PROVIDED RECORDS
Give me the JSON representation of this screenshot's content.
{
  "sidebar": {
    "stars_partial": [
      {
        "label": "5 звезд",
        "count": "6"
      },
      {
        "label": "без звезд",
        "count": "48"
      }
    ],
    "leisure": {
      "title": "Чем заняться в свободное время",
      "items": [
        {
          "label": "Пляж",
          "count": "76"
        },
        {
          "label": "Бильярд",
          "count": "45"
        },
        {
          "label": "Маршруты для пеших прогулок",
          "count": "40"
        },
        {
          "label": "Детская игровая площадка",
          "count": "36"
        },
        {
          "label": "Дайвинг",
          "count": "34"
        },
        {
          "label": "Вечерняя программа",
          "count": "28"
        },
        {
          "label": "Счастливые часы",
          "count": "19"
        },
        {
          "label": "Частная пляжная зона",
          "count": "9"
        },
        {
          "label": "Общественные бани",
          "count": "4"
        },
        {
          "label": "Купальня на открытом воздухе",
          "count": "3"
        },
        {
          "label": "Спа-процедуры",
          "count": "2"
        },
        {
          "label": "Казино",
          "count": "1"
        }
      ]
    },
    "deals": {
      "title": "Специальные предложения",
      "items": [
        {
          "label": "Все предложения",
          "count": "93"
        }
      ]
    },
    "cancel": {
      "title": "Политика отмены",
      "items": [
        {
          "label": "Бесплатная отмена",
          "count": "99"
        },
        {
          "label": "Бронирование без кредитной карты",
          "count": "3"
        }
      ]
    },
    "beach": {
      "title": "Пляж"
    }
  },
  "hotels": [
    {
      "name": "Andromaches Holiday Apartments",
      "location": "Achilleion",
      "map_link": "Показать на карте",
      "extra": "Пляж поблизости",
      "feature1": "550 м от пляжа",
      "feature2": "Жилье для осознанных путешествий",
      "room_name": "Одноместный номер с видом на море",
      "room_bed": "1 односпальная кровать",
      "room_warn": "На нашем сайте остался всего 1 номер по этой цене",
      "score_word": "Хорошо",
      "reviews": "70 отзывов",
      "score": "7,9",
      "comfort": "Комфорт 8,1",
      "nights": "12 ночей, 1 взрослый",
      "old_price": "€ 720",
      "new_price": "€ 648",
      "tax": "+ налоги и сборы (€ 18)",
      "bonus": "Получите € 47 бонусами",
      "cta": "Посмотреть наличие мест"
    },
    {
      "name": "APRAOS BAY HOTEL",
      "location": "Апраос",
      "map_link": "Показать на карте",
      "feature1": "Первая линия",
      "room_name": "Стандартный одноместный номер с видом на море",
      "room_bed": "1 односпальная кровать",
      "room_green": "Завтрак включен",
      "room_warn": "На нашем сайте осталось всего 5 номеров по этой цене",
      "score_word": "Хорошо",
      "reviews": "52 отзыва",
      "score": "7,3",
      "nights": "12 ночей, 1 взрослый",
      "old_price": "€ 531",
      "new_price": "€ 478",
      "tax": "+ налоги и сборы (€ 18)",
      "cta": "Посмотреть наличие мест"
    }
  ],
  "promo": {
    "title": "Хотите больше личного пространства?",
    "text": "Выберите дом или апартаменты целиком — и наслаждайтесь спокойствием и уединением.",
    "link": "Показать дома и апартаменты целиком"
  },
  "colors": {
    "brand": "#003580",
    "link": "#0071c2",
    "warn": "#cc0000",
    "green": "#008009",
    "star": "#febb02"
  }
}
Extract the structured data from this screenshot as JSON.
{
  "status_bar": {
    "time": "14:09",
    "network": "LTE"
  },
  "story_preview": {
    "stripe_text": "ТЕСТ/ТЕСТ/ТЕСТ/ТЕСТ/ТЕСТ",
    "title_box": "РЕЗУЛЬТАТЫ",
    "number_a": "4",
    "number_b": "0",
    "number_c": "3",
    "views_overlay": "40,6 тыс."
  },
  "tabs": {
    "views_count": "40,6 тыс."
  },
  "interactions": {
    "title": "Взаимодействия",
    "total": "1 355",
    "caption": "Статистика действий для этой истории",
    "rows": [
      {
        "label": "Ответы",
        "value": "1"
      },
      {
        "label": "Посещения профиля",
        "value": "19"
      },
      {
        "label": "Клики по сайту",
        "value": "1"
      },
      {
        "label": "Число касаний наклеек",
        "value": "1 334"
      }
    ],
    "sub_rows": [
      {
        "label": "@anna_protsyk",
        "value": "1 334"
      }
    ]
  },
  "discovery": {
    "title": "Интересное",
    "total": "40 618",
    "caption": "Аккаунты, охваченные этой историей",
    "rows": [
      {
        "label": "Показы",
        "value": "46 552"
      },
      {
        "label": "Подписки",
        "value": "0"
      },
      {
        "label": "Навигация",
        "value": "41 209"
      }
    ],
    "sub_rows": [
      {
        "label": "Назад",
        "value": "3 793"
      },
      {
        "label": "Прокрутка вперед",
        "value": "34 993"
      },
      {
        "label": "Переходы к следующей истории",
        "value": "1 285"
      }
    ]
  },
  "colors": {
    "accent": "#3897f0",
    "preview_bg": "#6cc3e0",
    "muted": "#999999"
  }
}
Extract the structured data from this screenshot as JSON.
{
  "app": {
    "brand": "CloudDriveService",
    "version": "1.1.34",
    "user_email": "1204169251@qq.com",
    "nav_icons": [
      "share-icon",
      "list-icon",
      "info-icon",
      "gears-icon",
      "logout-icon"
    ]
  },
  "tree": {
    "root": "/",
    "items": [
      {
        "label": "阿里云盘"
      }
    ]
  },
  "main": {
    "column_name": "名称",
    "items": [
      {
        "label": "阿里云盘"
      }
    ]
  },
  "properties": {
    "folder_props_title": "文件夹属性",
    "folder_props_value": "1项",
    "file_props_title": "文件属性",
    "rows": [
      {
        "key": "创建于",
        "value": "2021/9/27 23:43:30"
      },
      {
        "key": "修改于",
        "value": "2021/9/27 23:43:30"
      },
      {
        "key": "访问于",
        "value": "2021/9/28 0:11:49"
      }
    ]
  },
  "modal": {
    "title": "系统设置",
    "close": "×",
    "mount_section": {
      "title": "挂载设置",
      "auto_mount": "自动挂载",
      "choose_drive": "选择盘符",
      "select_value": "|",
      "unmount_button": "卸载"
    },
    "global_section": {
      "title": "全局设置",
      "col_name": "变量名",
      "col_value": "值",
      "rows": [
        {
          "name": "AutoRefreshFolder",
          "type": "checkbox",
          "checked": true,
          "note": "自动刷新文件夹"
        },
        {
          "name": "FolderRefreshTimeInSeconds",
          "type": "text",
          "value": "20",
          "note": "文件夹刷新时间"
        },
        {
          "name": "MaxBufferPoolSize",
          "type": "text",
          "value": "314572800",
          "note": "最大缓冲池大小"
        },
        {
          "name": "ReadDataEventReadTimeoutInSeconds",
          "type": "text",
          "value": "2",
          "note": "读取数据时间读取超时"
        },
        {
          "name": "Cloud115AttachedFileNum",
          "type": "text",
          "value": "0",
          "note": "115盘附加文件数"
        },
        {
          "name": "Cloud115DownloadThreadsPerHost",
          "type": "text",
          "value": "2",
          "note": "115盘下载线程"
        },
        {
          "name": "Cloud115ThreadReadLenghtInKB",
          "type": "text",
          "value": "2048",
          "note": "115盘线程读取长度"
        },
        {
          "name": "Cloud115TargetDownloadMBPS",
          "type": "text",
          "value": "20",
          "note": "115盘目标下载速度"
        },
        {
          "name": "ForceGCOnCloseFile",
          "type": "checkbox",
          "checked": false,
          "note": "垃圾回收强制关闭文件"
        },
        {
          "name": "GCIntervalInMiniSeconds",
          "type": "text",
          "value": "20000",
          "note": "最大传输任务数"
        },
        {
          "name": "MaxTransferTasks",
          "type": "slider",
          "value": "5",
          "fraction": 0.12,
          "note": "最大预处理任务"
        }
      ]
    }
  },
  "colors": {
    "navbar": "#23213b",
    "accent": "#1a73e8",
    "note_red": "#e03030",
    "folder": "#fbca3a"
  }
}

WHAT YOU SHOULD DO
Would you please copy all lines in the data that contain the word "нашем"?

SOLUTION FOR THIS TASK
      "room_warn": "На нашем сайте остался всего 1 номер по этой цене",
      "room_warn": "На нашем сайте осталось всего 5 номеров по этой цене",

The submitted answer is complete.